_Stored dataset items_.
····················

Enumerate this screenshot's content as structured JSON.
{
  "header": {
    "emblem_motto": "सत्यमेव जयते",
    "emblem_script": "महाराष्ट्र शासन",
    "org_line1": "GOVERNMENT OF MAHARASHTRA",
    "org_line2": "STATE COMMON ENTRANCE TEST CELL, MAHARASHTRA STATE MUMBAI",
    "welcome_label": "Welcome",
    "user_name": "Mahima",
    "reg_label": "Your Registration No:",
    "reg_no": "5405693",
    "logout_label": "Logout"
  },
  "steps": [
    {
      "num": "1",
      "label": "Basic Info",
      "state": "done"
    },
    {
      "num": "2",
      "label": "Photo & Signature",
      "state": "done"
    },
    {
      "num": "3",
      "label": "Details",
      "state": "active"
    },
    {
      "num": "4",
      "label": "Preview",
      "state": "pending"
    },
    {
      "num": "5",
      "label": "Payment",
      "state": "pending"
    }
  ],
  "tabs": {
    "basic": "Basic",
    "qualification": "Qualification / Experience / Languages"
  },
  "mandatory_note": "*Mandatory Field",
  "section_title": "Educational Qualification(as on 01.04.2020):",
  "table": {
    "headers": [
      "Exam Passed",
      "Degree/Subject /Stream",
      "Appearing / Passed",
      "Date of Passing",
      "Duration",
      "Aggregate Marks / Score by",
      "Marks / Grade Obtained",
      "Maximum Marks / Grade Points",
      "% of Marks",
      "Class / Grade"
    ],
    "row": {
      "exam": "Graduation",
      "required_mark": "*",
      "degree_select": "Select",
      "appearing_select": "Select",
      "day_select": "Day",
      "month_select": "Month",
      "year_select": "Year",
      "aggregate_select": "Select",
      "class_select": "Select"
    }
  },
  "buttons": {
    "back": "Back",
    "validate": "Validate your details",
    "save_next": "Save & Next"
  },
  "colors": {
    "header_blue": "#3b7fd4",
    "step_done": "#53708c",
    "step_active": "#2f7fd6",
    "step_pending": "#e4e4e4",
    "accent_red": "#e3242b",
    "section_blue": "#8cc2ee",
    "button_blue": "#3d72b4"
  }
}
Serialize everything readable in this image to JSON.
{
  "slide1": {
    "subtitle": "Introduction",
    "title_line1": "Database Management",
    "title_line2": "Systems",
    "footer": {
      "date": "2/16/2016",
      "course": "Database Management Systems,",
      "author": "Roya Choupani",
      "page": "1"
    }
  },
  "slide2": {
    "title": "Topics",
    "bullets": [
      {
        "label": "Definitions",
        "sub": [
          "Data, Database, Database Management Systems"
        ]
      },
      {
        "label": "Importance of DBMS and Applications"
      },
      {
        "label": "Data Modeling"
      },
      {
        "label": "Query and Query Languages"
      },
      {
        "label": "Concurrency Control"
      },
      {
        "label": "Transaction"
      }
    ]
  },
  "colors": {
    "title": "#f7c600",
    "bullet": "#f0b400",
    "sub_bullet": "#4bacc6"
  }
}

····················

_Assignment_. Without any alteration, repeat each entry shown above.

_Problem solution_.
Enumerate this screenshot's content as structured JSON.
{
  "header": {
    "emblem_motto": "सत्यमेव जयते",
    "emblem_script": "महाराष्ट्र शासन",
    "org_line1": "GOVERNMENT OF MAHARASHTRA",
    "org_line2": "STATE COMMON ENTRANCE TEST CELL, MAHARASHTRA STATE MUMBAI",
    "welcome_label": "Welcome",
    "user_name": "Mahima",
    "reg_label": "Your Registration No:",
    "reg_no": "5405693",
    "logout_label": "Logout"
  },
  "steps": [
    {
      "num": "1",
      "label": "Basic Info",
      "state": "done"
    },
    {
      "num": "2",
      "label": "Photo & Signature",
      "state": "done"
    },
    {
      "num": "3",
      "label": "Details",
      "state": "active"
    },
    {
      "num": "4",
      "label": "Preview",
      "state": "pending"
    },
    {
      "num": "5",
      "label": "Payment",
      "state": "pending"
    }
  ],
  "tabs": {
    "basic": "Basic",
    "qualification": "Qualification / Experience / Languages"
  },
  "mandatory_note": "*Mandatory Field",
  "section_title": "Educational Qualification(as on 01.04.2020):",
  "table": {
    "headers": [
      "Exam Passed",
      "Degree/Subject /Stream",
      "Appearing / Passed",
      "Date of Passing",
      "Duration",
      "Aggregate Marks / Score by",
      "Marks / Grade Obtained",
      "Maximum Marks / Grade Points",
      "% of Marks",
      "Class / Grade"
    ],
    "row": {
      "exam": "Graduation",
      "required_mark": "*",
      "degree_select": "Select",
      "appearing_select": "Select",
      "day_select": "Day",
      "month_select": "Month",
      "year_select": "Year",
      "aggregate_select": "Select",
      "class_select": "Select"
    }
  },
  "buttons": {
    "back": "Back",
    "validate": "Validate your details",
    "save_next": "Save & Next"
  },
  "colors": {
    "header_blue": "#3b7fd4",
    "step_done": "#53708c",
    "step_active": "#2f7fd6",
    "step_pending": "#e4e4e4",
    "accent_red": "#e3242b",
    "section_blue": "#8cc2ee",
    "button_blue": "#3d72b4"
  }
}
Serialize everything readable in this image to JSON.
{
  "slide1": {
    "subtitle": "Introduction",
    "title_line1": "Database Management",
    "title_line2": "Systems",
    "footer": {
      "date": "2/16/2016",
      "course": "Database Management Systems,",
      "author": "Roya Choupani",
      "page": "1"
    }
  },
  "slide2": {
    "title": "Topics",
    "bullets": [
      {
        "label": "Definitions",
        "sub": [
          "Data, Database, Database Management Systems"
        ]
      },
      {
        "label": "Importance of DBMS and Applications"
      },
      {
        "label": "Data Modeling"
      },
      {
        "label": "Query and Query Languages"
      },
      {
        "label": "Concurrency Control"
      },
      {
        "label": "Transaction"
      }
    ]
  },
  "colors": {
    "title": "#f7c600",
    "bullet": "#f0b400",
    "sub_bullet": "#4bacc6"
  }
}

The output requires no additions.